As for the taste? I agree, it does taste better, it’s satisfying, and it tastes really good with my homemade bread and honey! And only time will tell if it actually is better for me. In the meantime, find some for yourself here.
Yesterday, I finally found locally grown lettuce at the Farmers Market in downtown Indy. For someone who eats a salad for lunch almost every day, this made me incredibly happy. And by going local, I didn’t have to worry about the latest Dole recall!
Going Local: Rhaya’s Day 5
Breakfast consisted of the usual raspberry smoothie. I also had a hard-boiled egg and some fresh veggies as I was making my salad for lunch.
For lunch, my salad was a great change of pace. Fresh lettuce topped with green peppers, hard-boiled egg, grape tomatoes, and some shredded raw milk cheese. I added a little homemade dressing for flavor. Did you know in Australia, they often don’t add any dressing to their salads? They add a variety of toppings including avocados, feta and egg so that other than an optional squeeze of lemon and dash of pepper, really no dressing is required.
Afternoon snack was some (previously oven-roasted) acorn squash.
Dinner will be roasted vegetables (that I made two nights ago). It’s similar to the Seasonal Potato Salad, but I didn’t have enough potatoes, so I added yellow beans and broccoli. I will finish off the meal with some sweet cantaloupe.
Avoiding My Oven
Temperatures reached the 90s today, and the last thing I felt like doing this evening was turning on the oven. So, I modified Liz’s Eggplant and Tomato Stacks a bit, and had a delicious dinner – no baking required!
Going Local: Rhaya’s Day 4
Breakfast consisted of a raspberry mint smoothie and an apple again (I was running late.)
For lunch, I had the corn chowder I made last night, and a late afternoon snack of some locally-grown sugar snap peas.

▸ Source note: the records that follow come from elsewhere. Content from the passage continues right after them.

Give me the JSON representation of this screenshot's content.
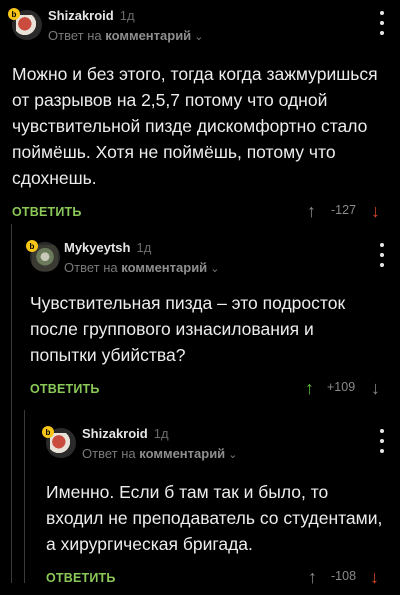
{
  "colors": {
    "background": "#000000",
    "text": "#ededed",
    "muted": "#7a7a7a",
    "reply_green": "#8ac858",
    "upvote_green": "#5ebd3e",
    "downvote_red": "#d9452b",
    "neutral_arrow": "#8a8a8a"
  },
  "comments": [
    {
      "username": "Shizakroid",
      "time": "1д",
      "reply_prefix": "Ответ на",
      "reply_target": "комментарий",
      "text": "Можно и без этого, тогда когда зажмуришься от разрывов на 2,5,7 потому что одной чувствительной пизде дискомфортно стало поймёшь. Хотя не поймёшь, потому что сдохнешь.",
      "reply_label": "ОТВЕТИТЬ",
      "score": "-127",
      "badge": "b",
      "upvote_icon": "arrow-up-icon",
      "downvote_icon": "arrow-down-icon"
    },
    {
      "username": "Mykyeytsh",
      "time": "1д",
      "reply_prefix": "Ответ на",
      "reply_target": "комментарий",
      "text": "Чувствительная пизда – это подросток после группового изнасилования и попытки убийства?",
      "reply_label": "ОТВЕТИТЬ",
      "score": "+109",
      "badge": "b",
      "upvote_icon": "arrow-up-icon",
      "downvote_icon": "arrow-down-icon"
    },
    {
      "username": "Shizakroid",
      "time": "1д",
      "reply_prefix": "Ответ на",
      "reply_target": "комментарий",
      "text": "Именно. Если б там так и было, то входил не преподаватель со студентами, а хирургическая бригада.",
      "reply_label": "ОТВЕТИТЬ",
      "score": "-108",
      "badge": "b",
      "upvote_icon": "arrow-up-icon",
      "downvote_icon": "arrow-down-icon"
    }
  ]
}
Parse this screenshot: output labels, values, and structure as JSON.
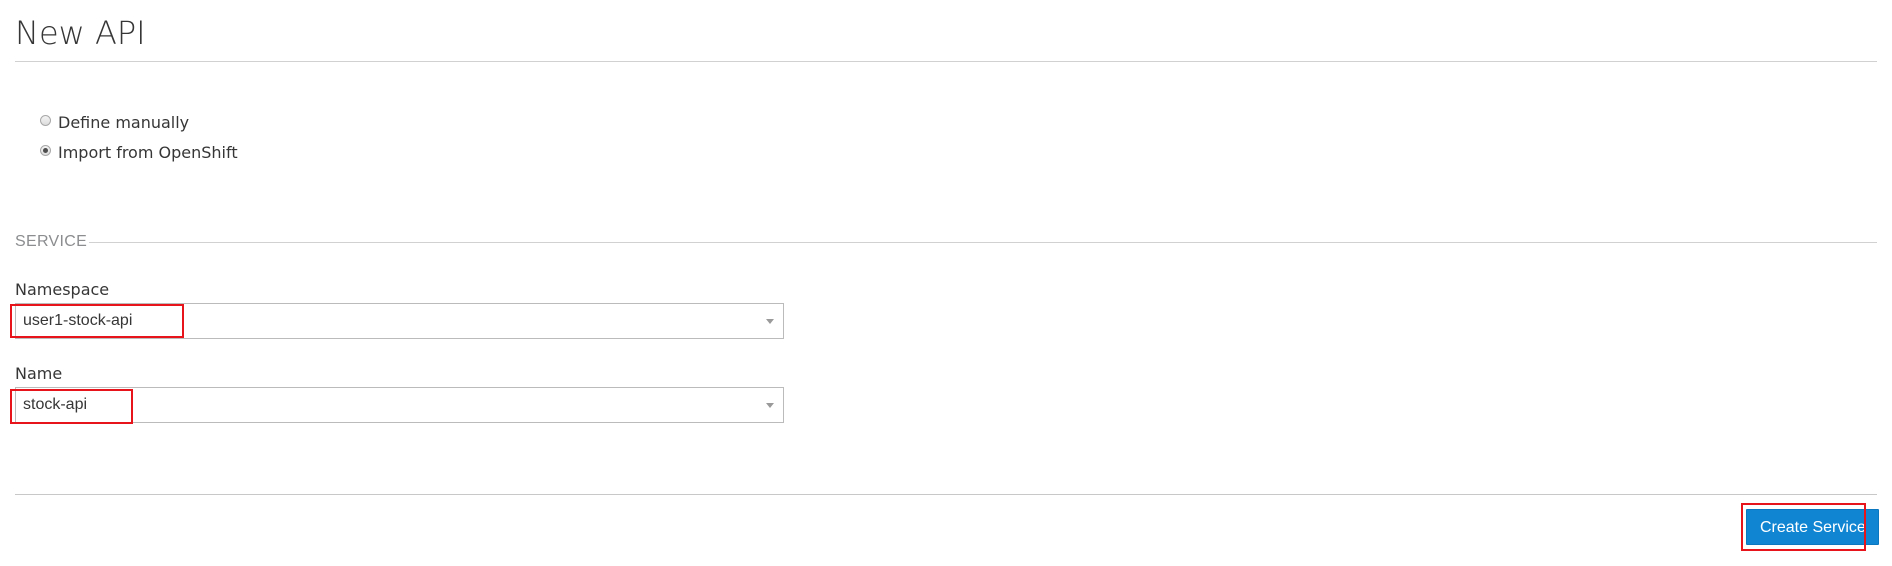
{
  "page": {
    "title": "New API"
  },
  "import_options": {
    "items": [
      {
        "label": "Define manually",
        "checked": false
      },
      {
        "label": "Import from OpenShift",
        "checked": true
      }
    ]
  },
  "service_section": {
    "legend": "SERVICE",
    "namespace": {
      "label": "Namespace",
      "value": "user1-stock-api"
    },
    "name": {
      "label": "Name",
      "value": "stock-api"
    }
  },
  "footer": {
    "create_label": "Create Service"
  },
  "colors": {
    "primary_button": "#1086d3",
    "highlight_box": "#e8141b"
  }
}
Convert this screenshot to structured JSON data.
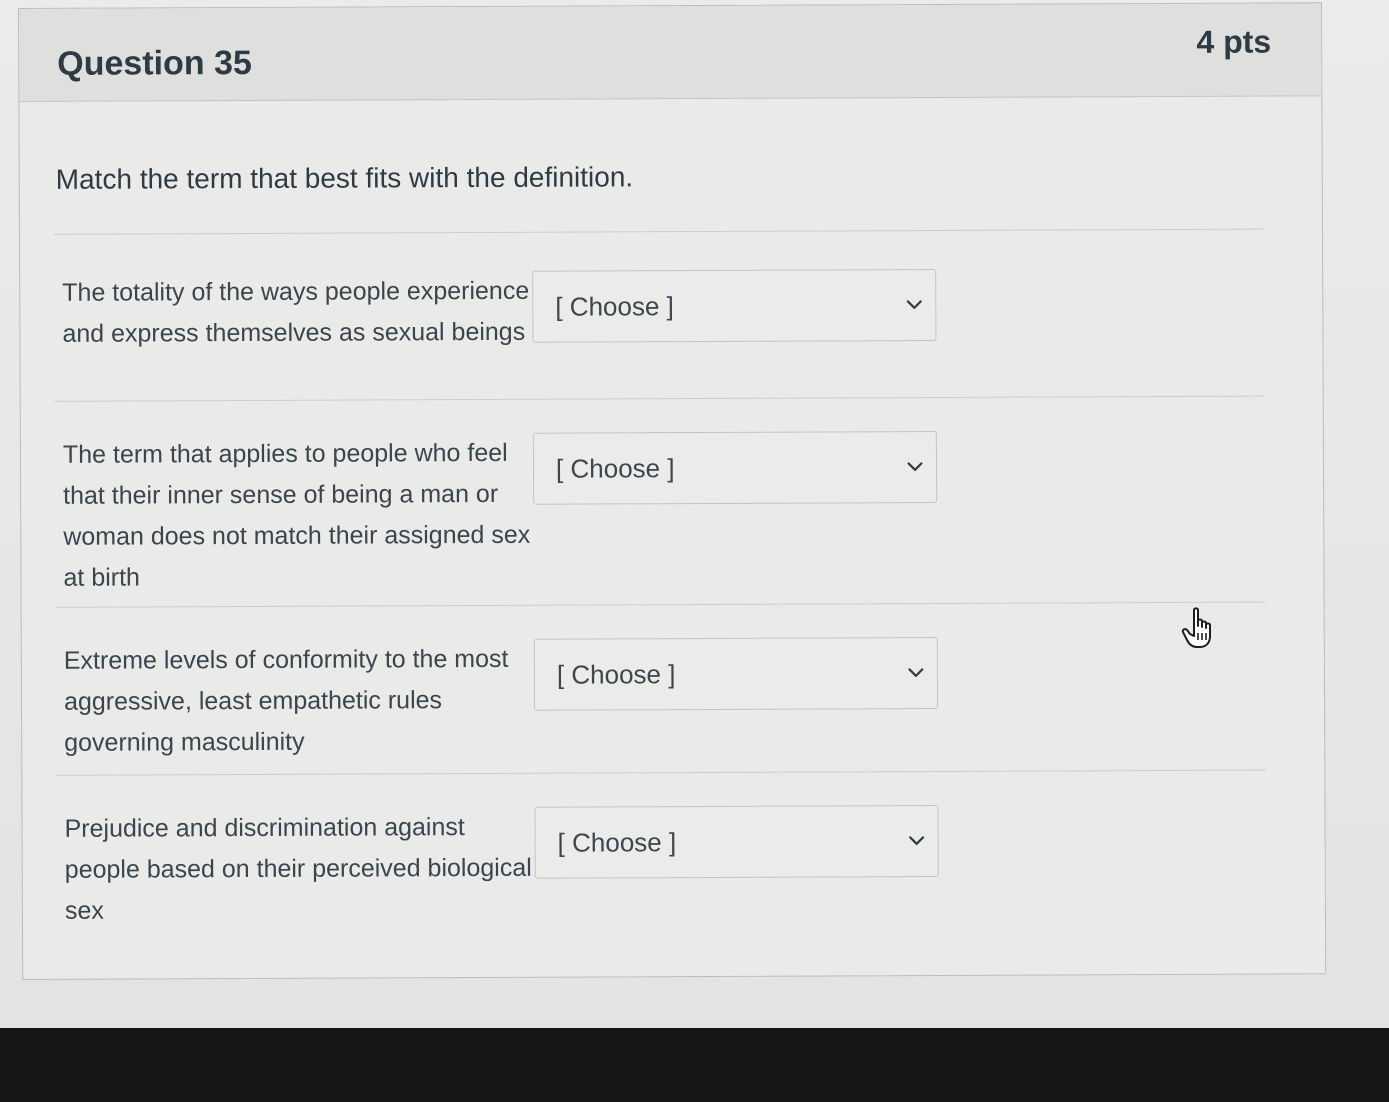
{
  "question": {
    "title": "Question 35",
    "points": "4 pts",
    "prompt": "Match the term that best fits with the definition."
  },
  "matches": [
    {
      "term": "The totality of the ways people experience and express themselves as sexual beings",
      "selected": "[ Choose ]"
    },
    {
      "term": "The term that applies to people who feel that their inner sense of being a man or woman does not match their assigned sex at birth",
      "selected": "[ Choose ]"
    },
    {
      "term": "Extreme levels of conformity to the most aggressive, least empathetic rules governing masculinity",
      "selected": "[ Choose ]"
    },
    {
      "term": "Prejudice and discrimination against people based on their perceived biological sex",
      "selected": "[ Choose ]"
    }
  ],
  "icons": {
    "dropdown": "chevron-down-icon",
    "cursor": "hand-pointer-icon"
  }
}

For dinner, I sauteed eggplant slices in olive oil (on the stove top) and then topped it off with Capriole goat cheese, fresh tomatoes and basil. Delicious!
I was skeptical when I finished making this soup about how it was going to taste. When it is up to me to adapt recipes (as I did with this one), they usually turn out … different. However, I stuck it in the fridge last night, and when I ate it for lunch today, I was pleasantly surprised. It was hearty, without being heavy, and it didn’t taste like “corn in milk” — which is what it kind of looks like.
Corn Chowder (adapted from The Daily Green Community Recipes)
1.) Make 6-8 ears of corn, cut the kernels from the cob (or “liberate them from their husks”, as the recipe says) and toss them in a shallow sauce pot on the stove.
2.) Add a half cup of water and let simmer.
3.) In addition to adding basil, I also added some baked potato chunks (from another dish I was making) and diced up some medium hot peppers and tossed them in.
4.) Add about one cup of organic whole milk and continue to heat, but not boil. Apparently, boiling milk is a bad idea (thanks, mom.)
5.) Toss in your seasonings. Mine were salt, ground pepper and just a touch of olive oil.
6.) Stir it up, and you’ve got corn chowder!